Researchers recently completed a two-part study on the effects of “sport fandom” on older adults’ well-being, including game attendance, team identification, and perceived emotional support.
In the pilot study, 50 older women and men completed questionnaires that measured how much they identified with the women’s volleyball team of a local university and their level of perceived emotional support from other fans. Then, half the participants attended three of the team’s games over four weeks, while the other half did not attend any games. All participants then completed the same questionnaires and the groups were compared. As expected, older adults who attended the games and those who reported greater team identification reported greater emotional support.
The main study aimed to confirm these results with a larger sample. The researchers recruited more than 500 older sports fans to complete an online survey. They found that greater frequency of attending games of one’s favorite sports team, as well as greater team identification, were related to greater perceived emotional support. Additionally, greater perceived emotional support was related to a greater general sense of belonging, which in turn was related to better life satisfaction, greater happiness, and better mood. In testing the link between game attendance and team identification with sense of belonging, the researchers found that only team identification was related to sense of belonging, through greater emotional support.
Not only is going to see one’s favorite team play an exciting outing, it can have a positive impact on older adults’ perceived emotional support.
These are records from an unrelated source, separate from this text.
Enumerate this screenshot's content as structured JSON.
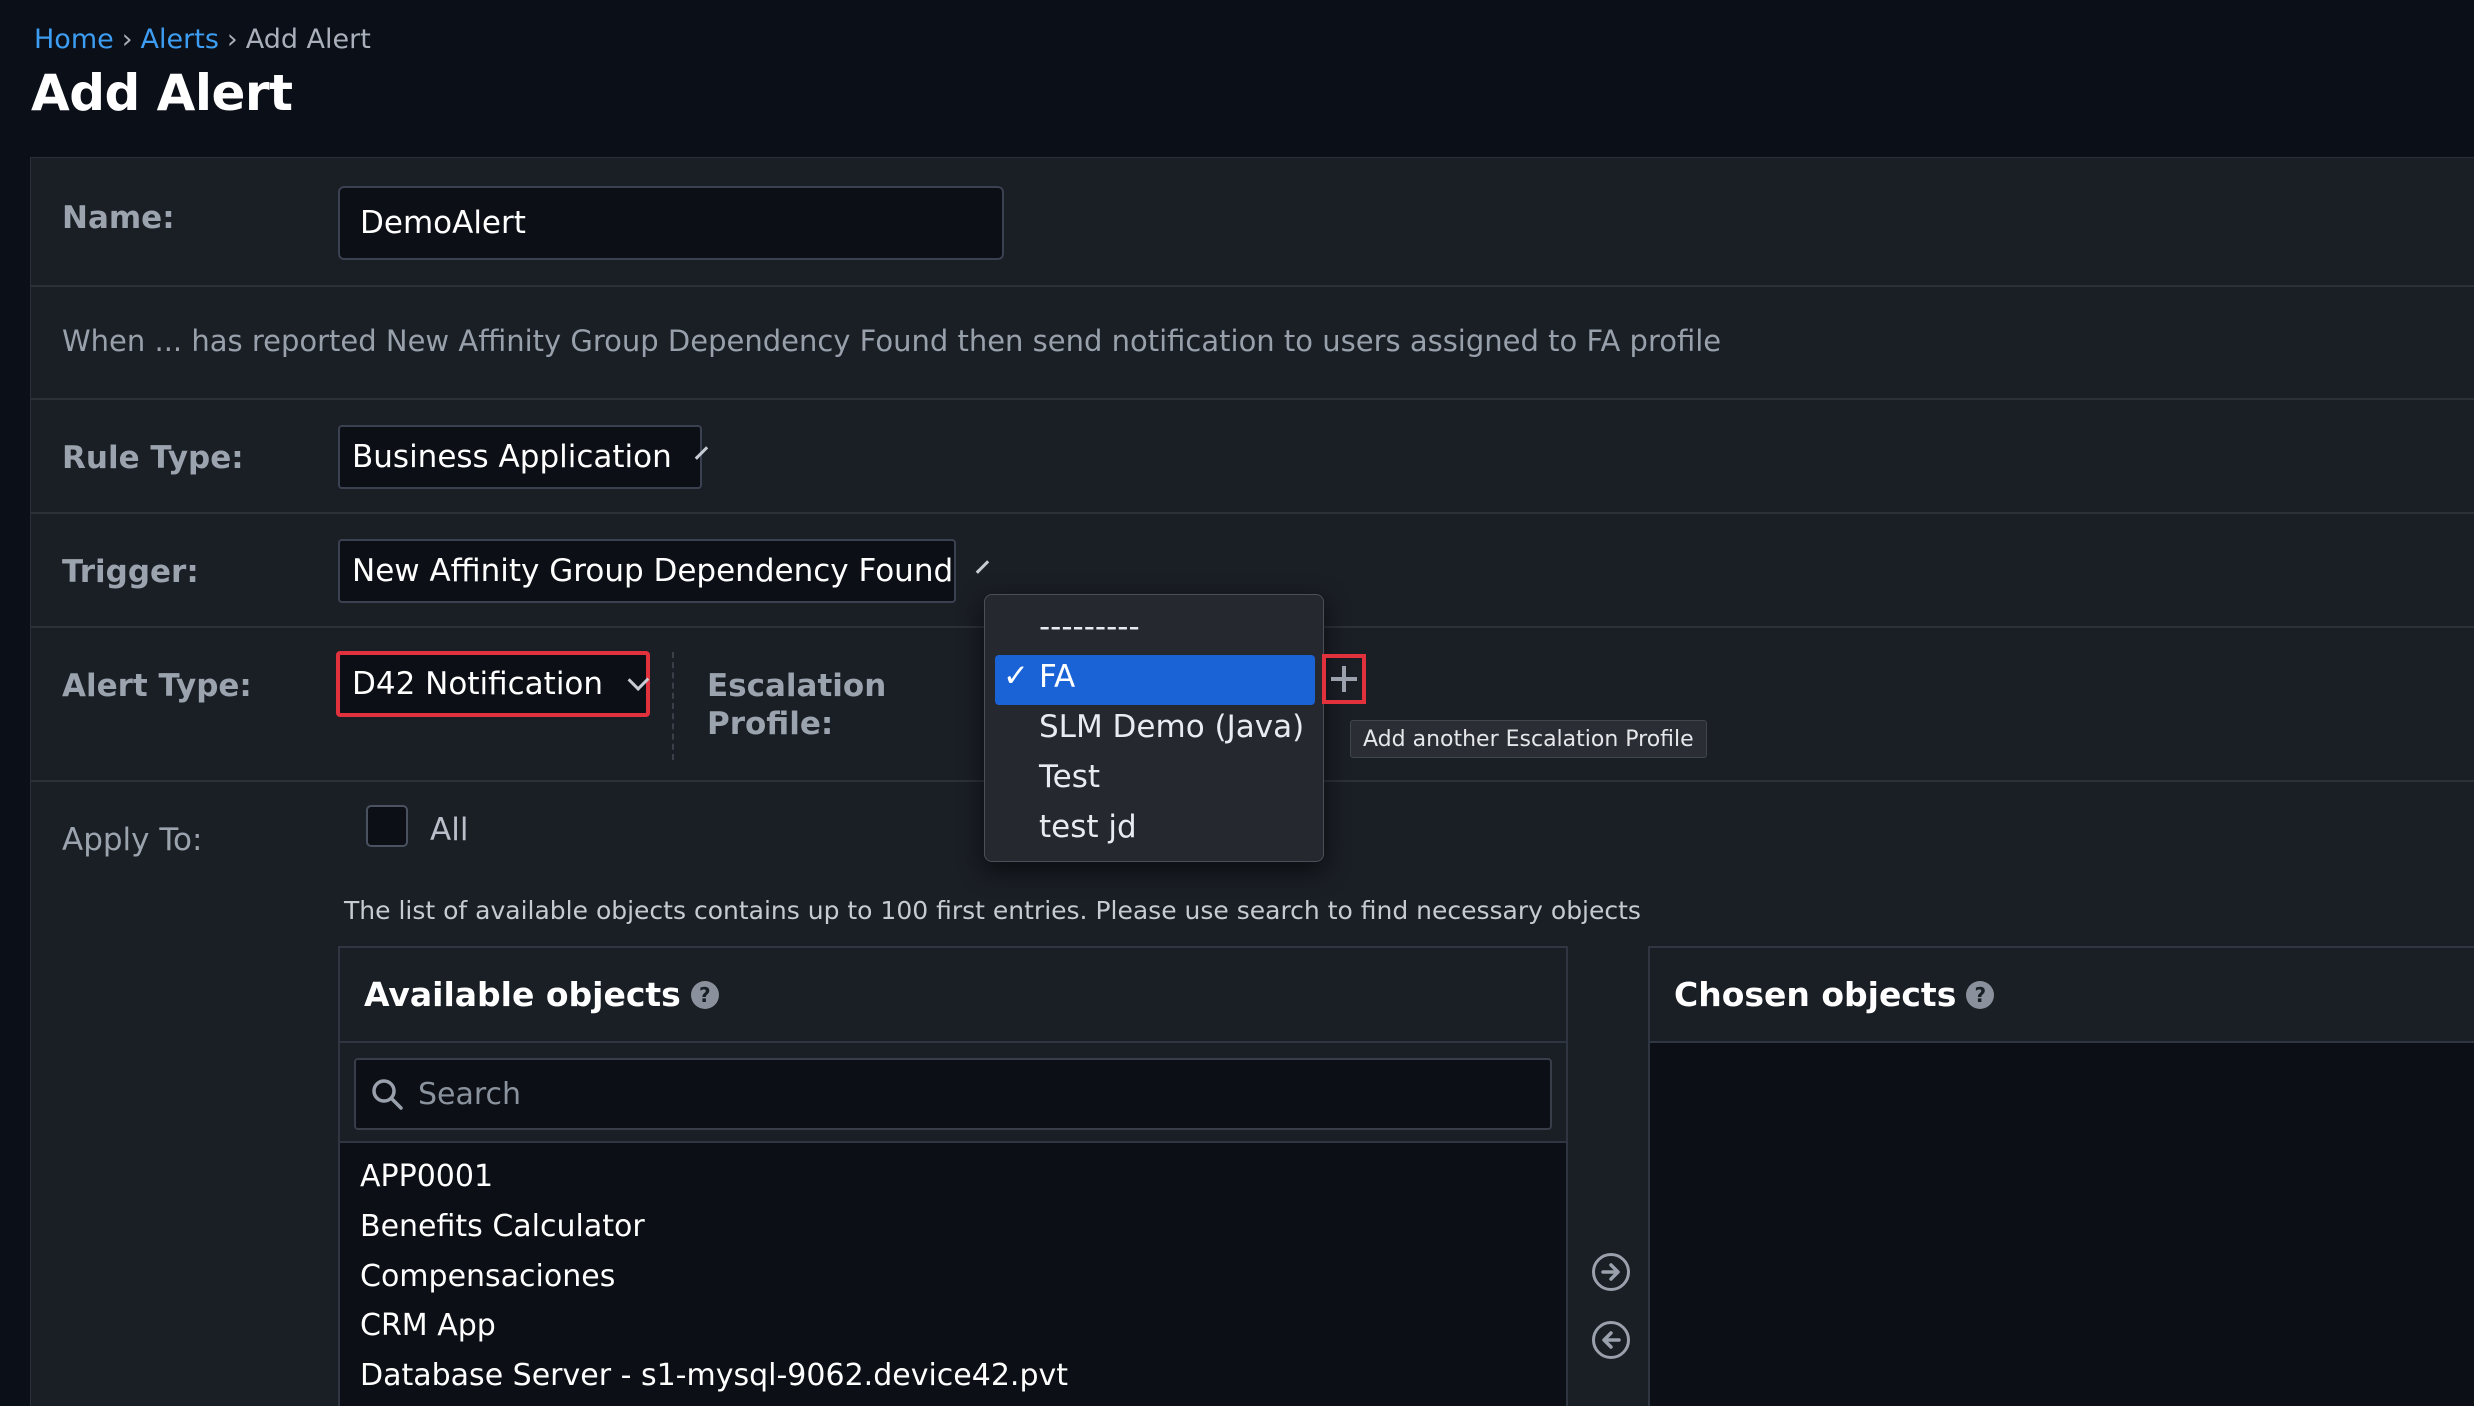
{
  "breadcrumb": {
    "home": "Home",
    "alerts": "Alerts",
    "separator": "›",
    "current": "Add Alert"
  },
  "page_title": "Add Alert",
  "form": {
    "name_label": "Name:",
    "name_value": "DemoAlert",
    "description": "When ... has reported New Affinity Group Dependency Found then send notification to users assigned to FA profile",
    "rule_type_label": "Rule Type:",
    "rule_type_value": "Business Application",
    "trigger_label": "Trigger:",
    "trigger_value": "New Affinity Group Dependency Found",
    "alert_type_label": "Alert Type:",
    "alert_type_value": "D42 Notification",
    "escalation_label_line1": "Escalation",
    "escalation_label_line2": "Profile:",
    "apply_to_label": "Apply To:",
    "all_label": "All",
    "info_text": "The list of available objects contains up to 100 first entries. Please use search to find necessary objects"
  },
  "escalation_dropdown": {
    "options": [
      "---------",
      "FA",
      "SLM Demo (Java)",
      "Test",
      "test jd"
    ],
    "selected": "FA",
    "check_glyph": "✓"
  },
  "add_profile_tooltip": "Add another Escalation Profile",
  "available": {
    "title": "Available objects",
    "help": "?",
    "search_placeholder": "Search",
    "items": [
      "APP0001",
      "Benefits Calculator",
      "Compensaciones",
      "CRM App",
      "Database Server - s1-mysql-9062.device42.pvt"
    ]
  },
  "chosen": {
    "title": "Chosen objects",
    "help": "?"
  },
  "icons": {
    "search": "search-icon",
    "chevron": "chevron-down-icon",
    "plus": "plus-icon",
    "move_right": "arrow-right-circle-icon",
    "move_left": "arrow-left-circle-icon",
    "help": "help-circle-icon"
  },
  "colors": {
    "accent_red": "#e0313c",
    "selected_blue": "#1a63d6",
    "link_blue": "#3d9df3"
  }
}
Past research has shown the importance of social participation for older adults’ well-being, and this study confirmed that sports game attendance can be considered a social event.
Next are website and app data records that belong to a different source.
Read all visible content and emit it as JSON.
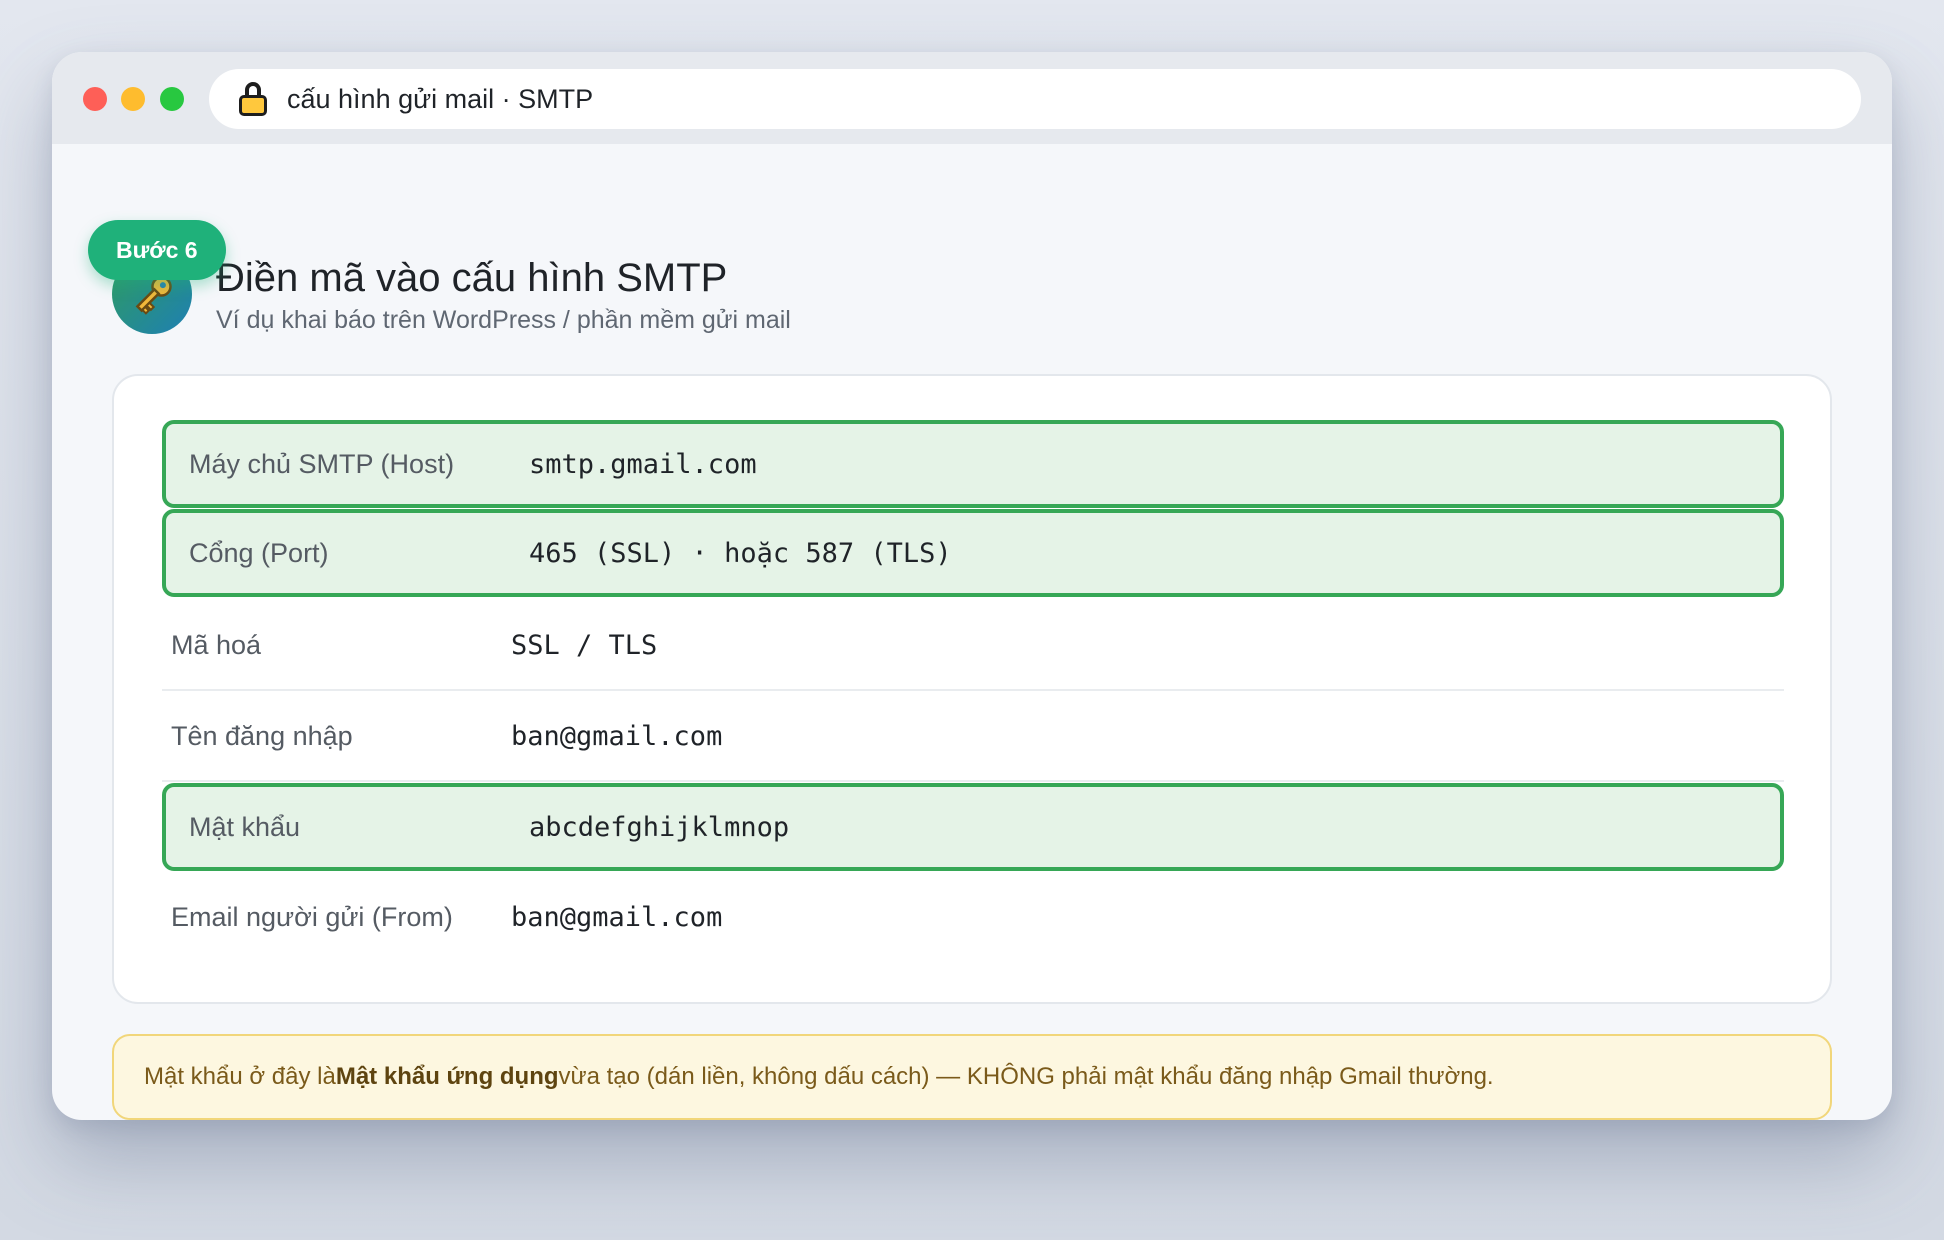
{
  "window": {
    "address_text": "cấu hình gửi mail · SMTP"
  },
  "header": {
    "step_badge": "Bước 6",
    "title": "Điền mã vào cấu hình SMTP",
    "subtitle": "Ví dụ khai báo trên WordPress / phần mềm gửi mail"
  },
  "settings": [
    {
      "label": "Máy chủ SMTP (Host)",
      "value": "smtp.gmail.com",
      "highlighted": true
    },
    {
      "label": "Cổng (Port)",
      "value": "465 (SSL) · hoặc 587 (TLS)",
      "highlighted": true
    },
    {
      "label": "Mã hoá",
      "value": "SSL / TLS",
      "highlighted": false
    },
    {
      "label": "Tên đăng nhập",
      "value": "ban@gmail.com",
      "highlighted": false
    },
    {
      "label": "Mật khẩu",
      "value": "abcdefghijklmnop",
      "highlighted": true
    },
    {
      "label": "Email người gửi (From)",
      "value": "ban@gmail.com",
      "highlighted": false
    }
  ],
  "note": {
    "prefix": "Mật khẩu ở đây là ",
    "bold": "Mật khẩu ứng dụng",
    "suffix": " vừa tạo (dán liền, không dấu cách) — KHÔNG phải mật khẩu đăng nhập Gmail thường."
  },
  "colors": {
    "badge": "#1fb17a",
    "highlight_border": "#36a756",
    "highlight_fill": "#e5f3e7",
    "note_fill": "#fdf7e0",
    "note_border": "#f1d67a"
  },
  "icons": {
    "address": "lock-icon",
    "header": "key-icon"
  }
}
It is also interesting that team identification was indirectly related to sense of belonging, but game attendance was not. This may mean that physically attending a game is not necessary to benefit—watching televised games or discussing games with others may be just as good.